In the academic piece, Academic Ableism: Disability and Higher, Dolmage
introduces the reader to the world of disability and provides the reader with some of
the history surrounding early disability movements. Dolmage gives an insight into the
struggles students with disabilities are still facing within higher education communities
and after reading through Dolmage’s introduction, I chose to focus on the section titled
Snapshot of Exclusion, in order to provide a passage analysis for this assignment. The
key points within this section include the difficult road in acquiring the correct
accommodations those with disabilities may need within universities, as well as, the
higher student debt accrued by students with disabilities in comparison to students
without disabilities.
Schools and universities across the country have accommodations that are
included in their programs for students with certain disabilities to have access to in
order to help them in their road of education. Although the idea behind
accommodations is wonderful, finding the correct accommodations for a student with
disabilities, without help, is a long and often difficult road. Finding the correct
accommodations alone may be difficult for students especially when they are not given
the whole story, “For most students who seek accommodations for our classes, they
aren’t allowed to know what the actual range of accommodations might be” (Dolmage
18). While the practice of offering accommodations in the world of academics is
certainly a big step in the right direction in helping students with disabilities achieve
their degrees, there is certainly more work that should be completed. In order for

students with disabilities to be able to achieve their success in a less complicated
manner there should be more training for those in positions of guidance, as well as,
students should have the opportunity to receive all the information regarding
Dolmage also speaks of the issues of student debt and the financial strain that
are often placed on students with disabilities and how these numbers correspond to
students without disabilities. In this paper, Dolmage explains that students with
disabilities, by the time they graduate, have almost sixty percent more student debt in
comparison to the students without disabilities (Dolmage 15). Dolmage states, “debt is
particularly onerous for students with disabilities who consequently require more time
to complete their degree or diploma and this is a major contributing factor to person
with disabilities having lower application, admission, and graduation rates…” (Dolmage
15). Thusly, students with disabilities often take longer to graduate which means that
their student debt numbers are significantly higher by the time they are able to
graduate. Students with disabilities should not feel so impacted by the student debt
that they may accrue that it steers them away completely from higher education.
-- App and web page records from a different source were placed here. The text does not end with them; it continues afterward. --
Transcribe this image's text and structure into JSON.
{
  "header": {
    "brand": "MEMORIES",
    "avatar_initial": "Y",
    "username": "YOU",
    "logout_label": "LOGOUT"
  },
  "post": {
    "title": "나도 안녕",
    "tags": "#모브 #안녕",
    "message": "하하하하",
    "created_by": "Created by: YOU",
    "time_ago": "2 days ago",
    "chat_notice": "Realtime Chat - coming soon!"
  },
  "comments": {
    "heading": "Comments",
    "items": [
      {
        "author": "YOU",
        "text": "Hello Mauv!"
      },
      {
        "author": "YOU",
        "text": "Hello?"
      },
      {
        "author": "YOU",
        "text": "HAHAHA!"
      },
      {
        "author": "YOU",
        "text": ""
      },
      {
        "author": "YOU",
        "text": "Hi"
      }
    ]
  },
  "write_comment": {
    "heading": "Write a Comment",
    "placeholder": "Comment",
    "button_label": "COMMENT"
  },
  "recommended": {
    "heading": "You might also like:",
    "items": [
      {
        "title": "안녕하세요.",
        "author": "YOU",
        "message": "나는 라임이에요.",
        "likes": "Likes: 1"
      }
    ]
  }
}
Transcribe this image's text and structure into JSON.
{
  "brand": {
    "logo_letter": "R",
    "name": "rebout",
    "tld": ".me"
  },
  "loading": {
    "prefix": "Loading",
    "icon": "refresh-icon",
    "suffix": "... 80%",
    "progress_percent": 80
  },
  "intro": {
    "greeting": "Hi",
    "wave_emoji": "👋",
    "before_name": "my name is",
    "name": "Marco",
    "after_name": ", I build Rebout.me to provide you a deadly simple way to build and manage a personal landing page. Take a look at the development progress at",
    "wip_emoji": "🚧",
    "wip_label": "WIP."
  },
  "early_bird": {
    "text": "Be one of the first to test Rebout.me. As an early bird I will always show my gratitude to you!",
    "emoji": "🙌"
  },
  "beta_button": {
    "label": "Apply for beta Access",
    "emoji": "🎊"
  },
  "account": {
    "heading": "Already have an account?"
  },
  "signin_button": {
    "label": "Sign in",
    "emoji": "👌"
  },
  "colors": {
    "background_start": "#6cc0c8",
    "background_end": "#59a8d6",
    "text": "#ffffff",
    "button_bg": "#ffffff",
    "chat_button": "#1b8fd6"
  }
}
There is no doubt that after reading Dolamge’s piece that there is a certain
ableist dynamic in the world of higher education. Students with or without disabilities
should have the same path to their college degree and significant student debt
experienced by some students with disabilities should not be a deterrent from
accomplishing their educational goals. Certain relief programs and scholarships placed
for students with disabilities to receive them would certainly be a step in order to help
make these degrees more attainable because in the world of education there should

certainly not be an ableist dynamic on the road to achieving higher education. College
degrees should be equally as attainable to students with or without disabilities; this
could also aide in the stigma toward disabilities. The inadvertent exclusionary practices
within some universities certainly can be improved upon for students with disabilities
ensuring the same opportunities that those without disabilities have.

Leave a Reply